## PROBLEM STATEMENT
Go through the entries below, count every line with the string "Textures", and answer with only that number.

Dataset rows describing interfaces

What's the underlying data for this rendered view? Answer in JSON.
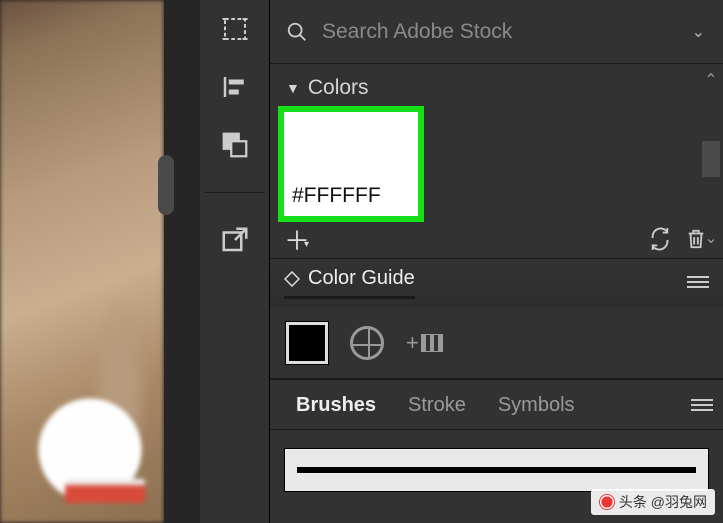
{
  "search": {
    "placeholder": "Search Adobe Stock"
  },
  "colors": {
    "header": "Colors",
    "swatch_hex": "#FFFFFF",
    "swatch_value": "#FFFFFF"
  },
  "colorGuide": {
    "title": "Color Guide",
    "base_swatch": "#000000"
  },
  "brushTabs": {
    "tabs": [
      "Brushes",
      "Stroke",
      "Symbols"
    ],
    "active": "Brushes"
  },
  "watermark": "头条 @羽兔网",
  "icons": {
    "chevron_down": "⌄",
    "chevron_up": "⌃",
    "triangle": "▼",
    "plus": "＋"
  }
}
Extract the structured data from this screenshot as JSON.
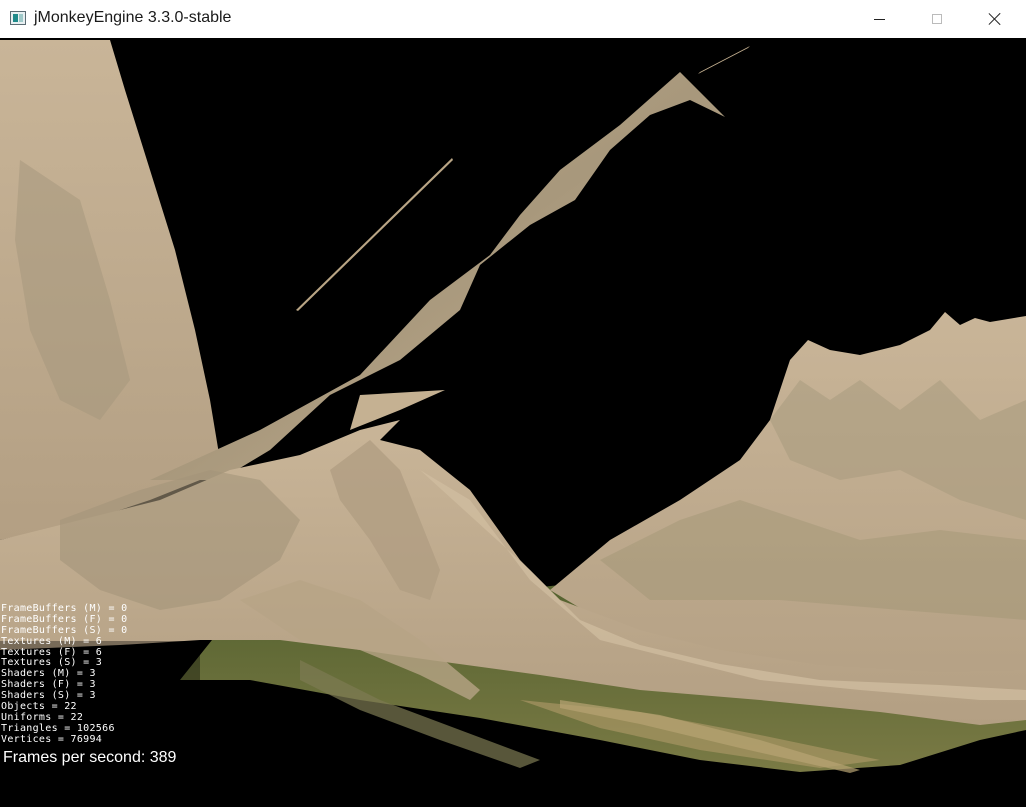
{
  "window": {
    "title": "jMonkeyEngine 3.3.0-stable",
    "controls": {
      "minimize_icon": "minimize-icon",
      "maximize_icon": "maximize-icon",
      "close_icon": "close-icon"
    }
  },
  "scene": {
    "background_color": "#000000",
    "terrain_color": "#c2ae92",
    "grass_color": "#5d6a3a"
  },
  "stats": {
    "items": [
      "FrameBuffers (M) = 0",
      "FrameBuffers (F) = 0",
      "FrameBuffers (S) = 0",
      "Textures (M) = 6",
      "Textures (F) = 6",
      "Textures (S) = 3",
      "Shaders (M) = 3",
      "Shaders (F) = 3",
      "Shaders (S) = 3",
      "Objects = 22",
      "Uniforms = 22",
      "Triangles = 102566",
      "Vertices = 76994"
    ],
    "fps": "Frames per second: 389"
  }
}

## WRITTEN ANSWER
3